The group also houses the Election Integrity Network, which is led by Cleta Mitchell, the bourgeois lawyer who was on the hourlong phone call with Georgia officials and Mr. Trump when the and so-president pressured them to “observe” enough votes to flip the result.

The Conservative Partnership Institute received a $1 million infusion from Mr. Trump’due south PAC concluding summer and held a donor retreat at Mar-a-Lago, Mr. Trump’s private club, last spring.

Such groups have far fewer disclosure requirements than campaigns and political action committees. Funding hubs like the Bourgeois Partnership Institute and another nonprofit network shaped past the judicial activist Leonard A. Leo are required to disclose their grants to other groups, but non the donors who supplied the cash, while donor coalitions like the Rockbridge Network and Anecdote Street Council will likely not be required to disembalm either.

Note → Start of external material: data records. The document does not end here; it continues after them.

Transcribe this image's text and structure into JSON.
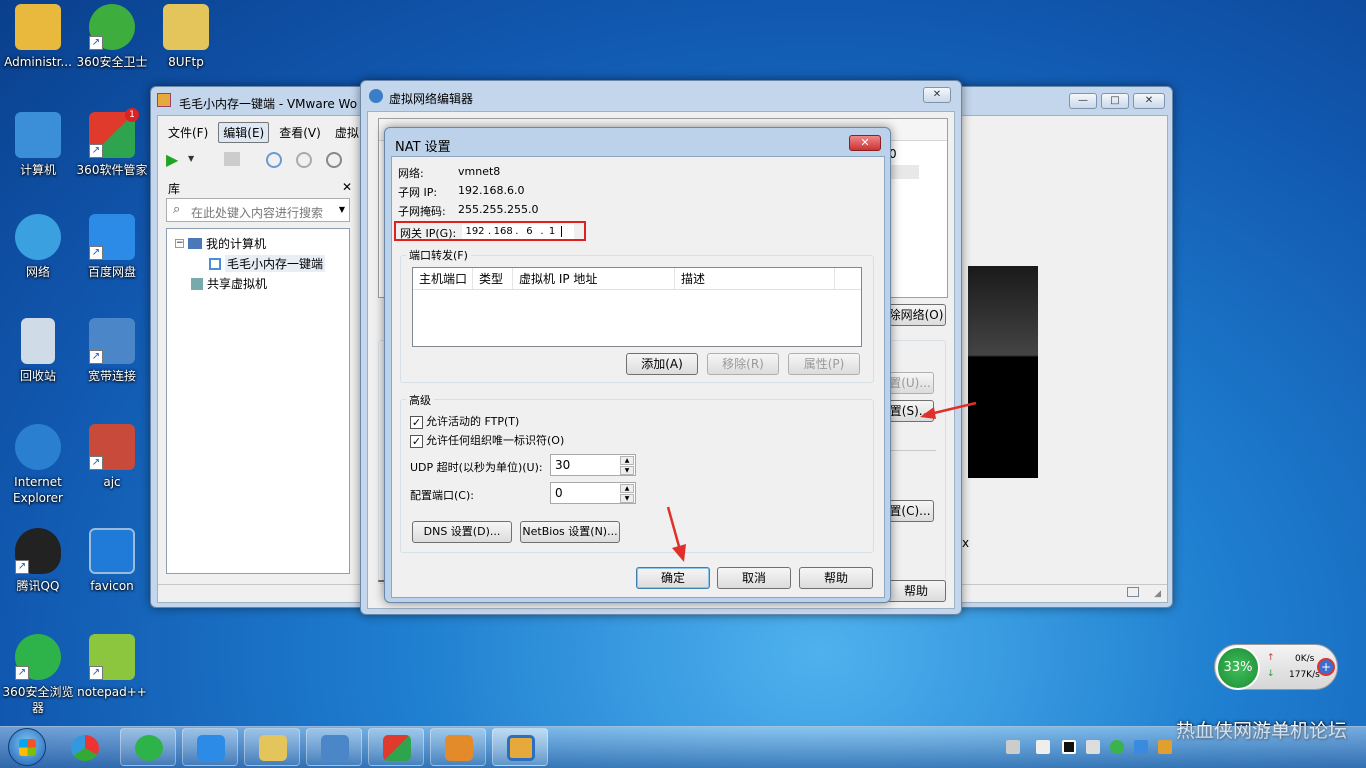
{
  "desktop": {
    "icons": [
      {
        "label": "Administr...",
        "color": "#e8b93c"
      },
      {
        "label": "360安全卫士",
        "color": "#3dae3d"
      },
      {
        "label": "8UFtp",
        "color": "#e3c55c"
      },
      {
        "label": "计算机",
        "color": "#3b8fd8"
      },
      {
        "label": "360软件管家",
        "color": "#e03a2d",
        "badge": "1"
      },
      {
        "label": "网络",
        "color": "#3aa0e0"
      },
      {
        "label": "百度网盘",
        "color": "#2b8be6"
      },
      {
        "label": "回收站",
        "color": "#cfdbe6"
      },
      {
        "label": "宽带连接",
        "color": "#4a86c8"
      },
      {
        "label": "Internet Explorer",
        "color": "#2a7fd0"
      },
      {
        "label": "ajc",
        "color": "#c84a3a"
      },
      {
        "label": "腾讯QQ",
        "color": "#222222"
      },
      {
        "label": "favicon",
        "color": "#1f7ad8"
      },
      {
        "label": "360安全浏览器",
        "color": "#2eb34a"
      },
      {
        "label": "notepad++",
        "color": "#8cc63f"
      }
    ]
  },
  "vmware": {
    "title": "毛毛小内存一键端 - VMware Wo",
    "menu": [
      "文件(F)",
      "编辑(E)",
      "查看(V)",
      "虚拟"
    ],
    "library_label": "库",
    "close_x": "✕",
    "search_placeholder": "在此处键入内容进行搜索",
    "tree": [
      "我的计算机",
      "毛毛小内存一键端",
      "共享虚拟机"
    ]
  },
  "vne": {
    "title": "虚拟网络编辑器",
    "frag_0": "0",
    "btn_network": "除网络(O)",
    "btn_u": "置(U)...",
    "btn_s": "置(S)...",
    "btn_c": "置(C)...",
    "btn_help": "帮助",
    "frag_x": "x"
  },
  "nat": {
    "title": "NAT 设置",
    "network_label": "网络:",
    "network_value": "vmnet8",
    "subnet_ip_label": "子网 IP:",
    "subnet_ip_value": "192.168.6.0",
    "subnet_mask_label": "子网掩码:",
    "subnet_mask_value": "255.255.255.0",
    "gateway_label": "网关 IP(G):",
    "gateway_octets": [
      "192",
      "168",
      "6",
      "1"
    ],
    "port_forward_title": "端口转发(F)",
    "columns": [
      "主机端口",
      "类型",
      "虚拟机 IP 地址",
      "描述"
    ],
    "btn_add": "添加(A)",
    "btn_remove": "移除(R)",
    "btn_props": "属性(P)",
    "advanced_title": "高级",
    "chk_ftp": "允许活动的 FTP(T)",
    "chk_oui": "允许任何组织唯一标识符(O)",
    "udp_label": "UDP 超时(以秒为单位)(U):",
    "udp_value": "30",
    "cfg_port_label": "配置端口(C):",
    "cfg_port_value": "0",
    "btn_dns": "DNS 设置(D)...",
    "btn_netbios": "NetBios 设置(N)...",
    "btn_ok": "确定",
    "btn_cancel": "取消",
    "btn_help": "帮助"
  },
  "network_widget": {
    "percent": "33%",
    "up": "0K/s",
    "down": "177K/s"
  },
  "watermark": "热血侠网游单机论坛",
  "colors": {
    "highlight": "#e02020",
    "arrow": "#e0302a"
  }
}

The willingness of Mr. Trump and other officials and prospective presidential candidates to engage with these coalitions is a testament to their increasing centrality in American politics.

Recent private gatherings hosted in Colorado and Palm Beach, Fla., by Mr. Singer’s coalition, the American Opportunity Alliance, drew appearances by former Secretary of State Mike Pompeo, Gov. Ron DeSantis of Florida, former Vice President Mike Pence and Nikki Haley, a former Un ambassador.

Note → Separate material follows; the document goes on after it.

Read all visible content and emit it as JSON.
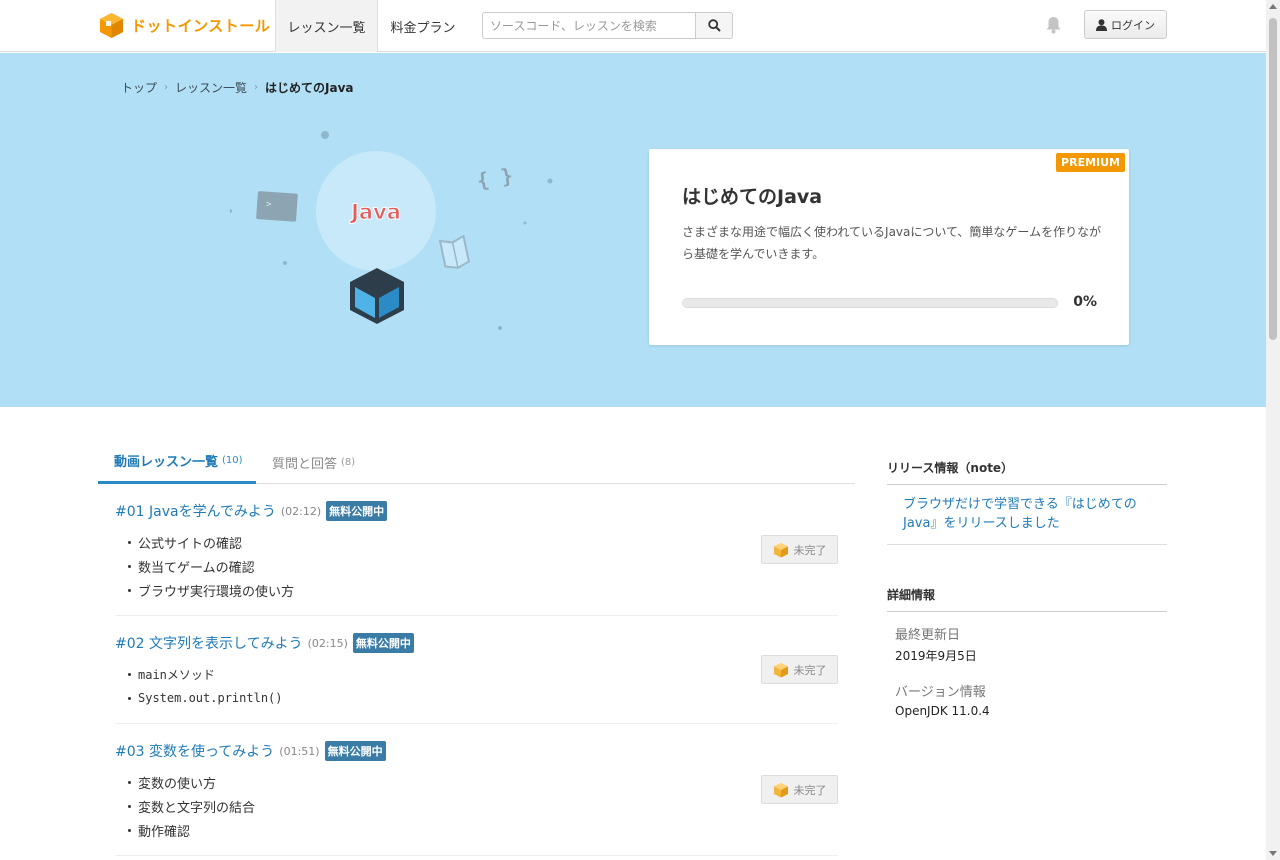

Representative Tom Emmer of Minnesota, the chairman of the National Republican Congressional Committee, was expected to speak at the Rockbridge Network meeting in Palm Embankment this week.

Rockbridge Network Peter Thiel Donald Trump Influencers Turning Point Usa

Source: https://www.nytimes.com/2022/04/06/us/politics/republican-donors-rockbridge-network-trump.html